As for the game’s components I thought they were pretty good. The game only comes with cards, but I liked them. The artwork is kind of kiddy, but I think it works well with the game’s more family friendly atmosphere. The cardstock is also pretty thick where they should last. I think the best thing about the cards is that the game comes with quite a few of them. There are 110 cards in the game. This allows more players to play the game as well as allowing more rounds to be played.
Should You Buy King’s Breakfast?
Heading into King’s Breakfast I had pretty high hopes as I am a big fan of Alan Moon’s games. I would say that King’s Breakfast is probably worse than most of his games that I have played, but it is still a good game. It is not the deepest game, but I think it works well as a family or filler game. On the surface it feels very similar to your typical set collecting game. What differentiates the game though is the fact that you can’t acquire more cards of each type than the king. This creates an interesting balancing act as you try to acquire as many cards as possible without acquiring too many thus destroying the value of those cards. The game does a really good job finding the right balance between being easy to play and yet having enough strategy to keep players interested.
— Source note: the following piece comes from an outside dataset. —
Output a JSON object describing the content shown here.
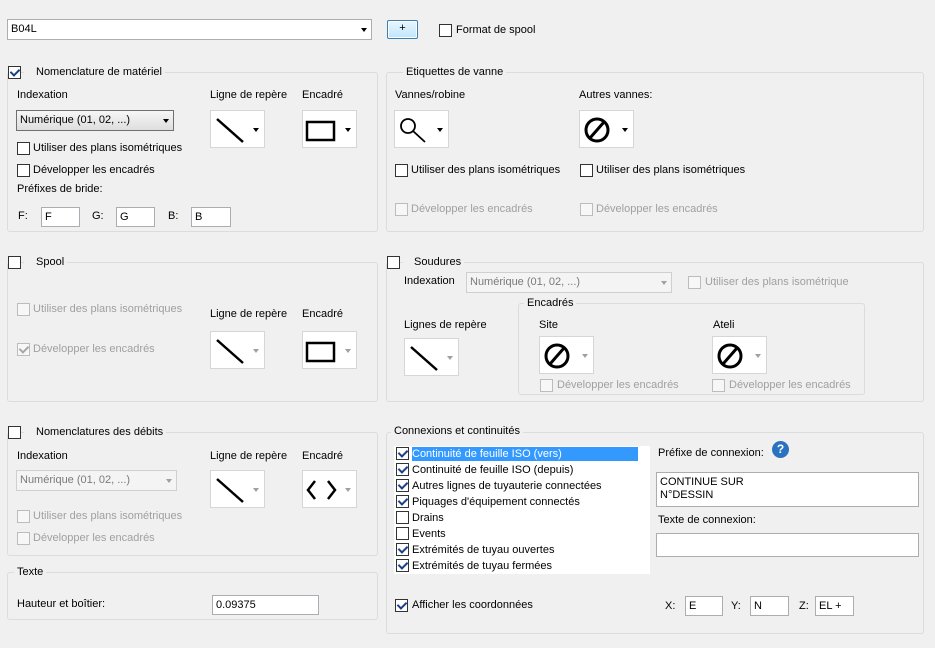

At times it does feel like you don’t have as much impact on your fate as you would like though.
My recommendation for King’s Breakfast comes down to your feelings about more family friendly set collecting games and the game’s premise. If you generally like more strategic games or don’t think the premise sounds all that interesting, King’s Breakfast probably won’t be for you. If you like Alan Moon’s other games though and think the premise sounds at least somewhat interesting, I think you will enjoy King’s Breakfast and should consider picking it up.
Buy King’s Breakfast online: eBay. Any purchases made through these links (including other products) help keep Geeky Hobbies running. Thank you for your support.